In its latest filing to the Third Circuit of the U.S. Court of Appeals, Coinbase also pointed to public comments previously made by SEC Chair Gary Gensler, saying that "the SEC’s and its Chair’s words and actions leave no doubt of the agency’s plans."
Coinbase sent the SEC its so-called “petition for rulemaking” last July, asking the agency to propose and adopt rules for digital assets securities. The exchange also sought answers to 50 specific questions that would provide “clarity and certainty regarding the regulatory treatment of digital asset securities."
The SEC, however, is yet to respond to the petition. Moreover, during a congressional hearing in March, SEC Chair Gensler stated that “regulations actually already exist” for crypto to be managed effectively under securities laws.
"The SEC has no intention of engaging in such a rulemaking in the foreseeable future, and that decision may be unreviewable indefinitely unless the Court grants Coinbase’s mandamus petition," the firm said in the filing.
A mandamus order, also known as a writ of mandamus, is a legal remedy used to compel a government official or a public authority to perform a specific duty that they are legally obligated to do. The term "mandamus" is Latin for "we command."
Coinbase sought a writ of mandamus compelling the SEC to respond to its demands in a lawsuit filed at the end of April, with the exchange’s chief legal officer Paul Grewal saying on Wednesday that “we continue to appreciate the Court's consideration.”
Late last night Coinbase replied in the Third Circuit to the SEC’s arguments against our petition for a writ of mandamus. Mandamus is the tailor-made remedy for the extraordinary facts presented here. We continue to appreciate the Court's consideration. https://t.co/OD02kX3524
— paulgrewal.eth (@iampaulgrewal) May 23, 2023
Coinbase legal battle rages on
The SEC, in its turn, sought to dismiss the action earlier this month.
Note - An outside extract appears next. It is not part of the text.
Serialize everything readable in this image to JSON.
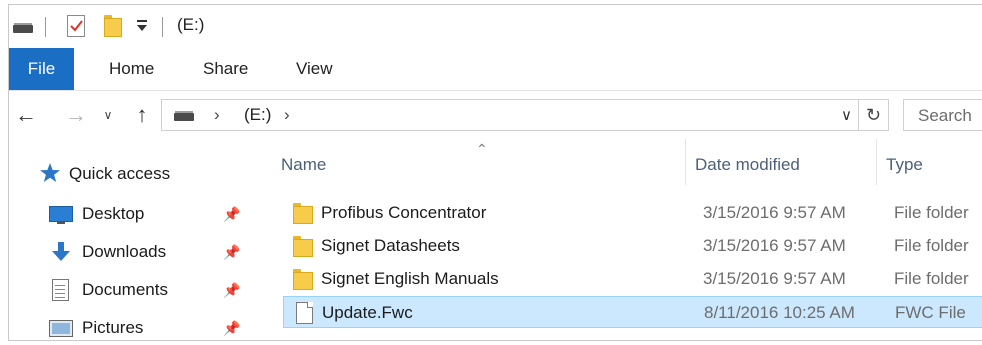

The agency argued that “mandamus is an extraordinary remedy—one that requires the petitioner to show a clear and indisputable right to relief.”
“Coinbase does not and cannot demonstrate such a right,” the agency said in its filing, adding that “no statute or regulation requires the Commission to take such action on a specific timeline.”
Prior to that, in March this year, the SEC also issued a Wells notice to Coinbase, alleging that the company's staking products constitute unregistered securities and indicating a potential enforcement action against the exchange.
“The SEC’s threatened enforcement action against Coinbase dispels any doubt,” the San Francisco-based company said in its latest filing. “It is difficult to imagine a more direct rebuke of Coinbase’s rulemaking petition than a threatened suit against Coinbase for allegedly listing unspecified digital asset securities based on unspecified legal standards, and failing to register under a registration path that does not yet exist.
According to Coinbase, “by effectively—but not yet formally—denying Coinbase’s rulemaking petition,” the regulator is preventing the company from exercising its right under the Administrative Procedure Act to challenge the SEC’s decision to forgo rulemaking.
Ultimately, Coinbase stated that “the SEC’s choice to regulate by enforcement was the root of the problem, not the solution.”
“The SEC’s delay in deciding whether to conduct a rulemaking is indefensible given its decision to pursue an aggressive, accelerating enforcement campaign regarding the very topics identified in Coinbase’s petition,” said the exchange.